**Work task:** All of the data that follows should be retyped exactly, please, except the pictures.
——
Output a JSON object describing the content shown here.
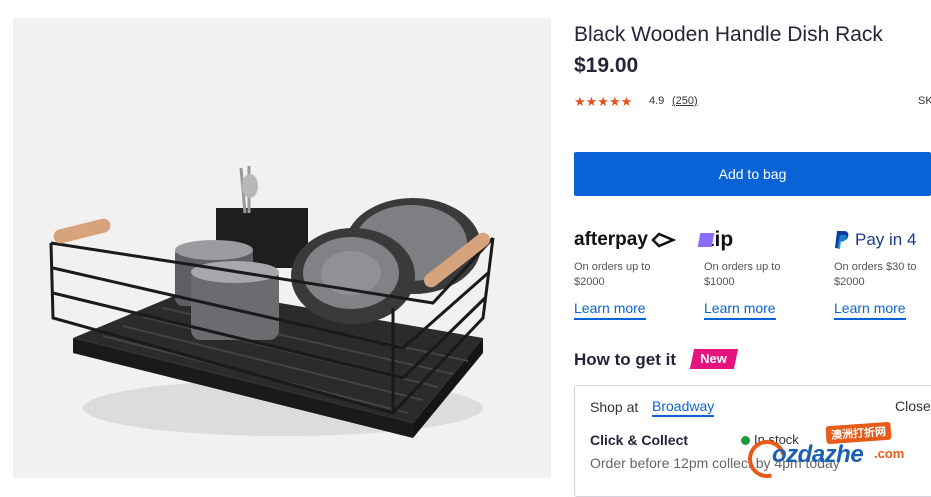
{
  "product": {
    "title": "Black Wooden Handle Dish Rack",
    "price": "$19.00",
    "stars": "★★★★★",
    "rating": "4.9",
    "reviews": "(250)",
    "sku_label": "SK",
    "add_button": "Add to bag"
  },
  "payments": [
    {
      "logo": "afterpay",
      "desc": "On orders up to $2000",
      "link": "Learn more"
    },
    {
      "logo": "zip",
      "desc": "On orders up to $1000",
      "link": "Learn more"
    },
    {
      "logo": "Pay in 4",
      "desc": "On orders $30 to $2000",
      "link": "Learn more"
    }
  ],
  "delivery": {
    "heading": "How to get it",
    "badge": "New",
    "shop_at": "Shop at",
    "store": "Broadway",
    "close": "Close",
    "method": "Click & Collect",
    "stock": "In stock",
    "note": "Order before 12pm collect by 4pm today"
  },
  "watermark": {
    "badge": "澳洲打折网",
    "text": "ozdazhe",
    "suffix": ".com"
  },
  "colors": {
    "accent": "#0a63d6",
    "star": "#e2521e",
    "badge": "#e5137e",
    "in_stock": "#1a9a3a"
  }
}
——
**Result:**
Output a JSON object describing the content shown here.
{
  "product": {
    "title": "Black Wooden Handle Dish Rack",
    "price": "$19.00",
    "stars": "★★★★★",
    "rating": "4.9",
    "reviews": "(250)",
    "sku_label": "SK",
    "add_button": "Add to bag"
  },
  "payments": [
    {
      "logo": "afterpay",
      "desc": "On orders up to $2000",
      "link": "Learn more"
    },
    {
      "logo": "zip",
      "desc": "On orders up to $1000",
      "link": "Learn more"
    },
    {
      "logo": "Pay in 4",
      "desc": "On orders $30 to $2000",
      "link": "Learn more"
    }
  ],
  "delivery": {
    "heading": "How to get it",
    "badge": "New",
    "shop_at": "Shop at",
    "store": "Broadway",
    "close": "Close",
    "method": "Click & Collect",
    "stock": "In stock",
    "note": "Order before 12pm collect by 4pm today"
  },
  "watermark": {
    "badge": "澳洲打折网",
    "text": "ozdazhe",
    "suffix": ".com"
  },
  "colors": {
    "accent": "#0a63d6",
    "star": "#e2521e",
    "badge": "#e5137e",
    "in_stock": "#1a9a3a"
  }
}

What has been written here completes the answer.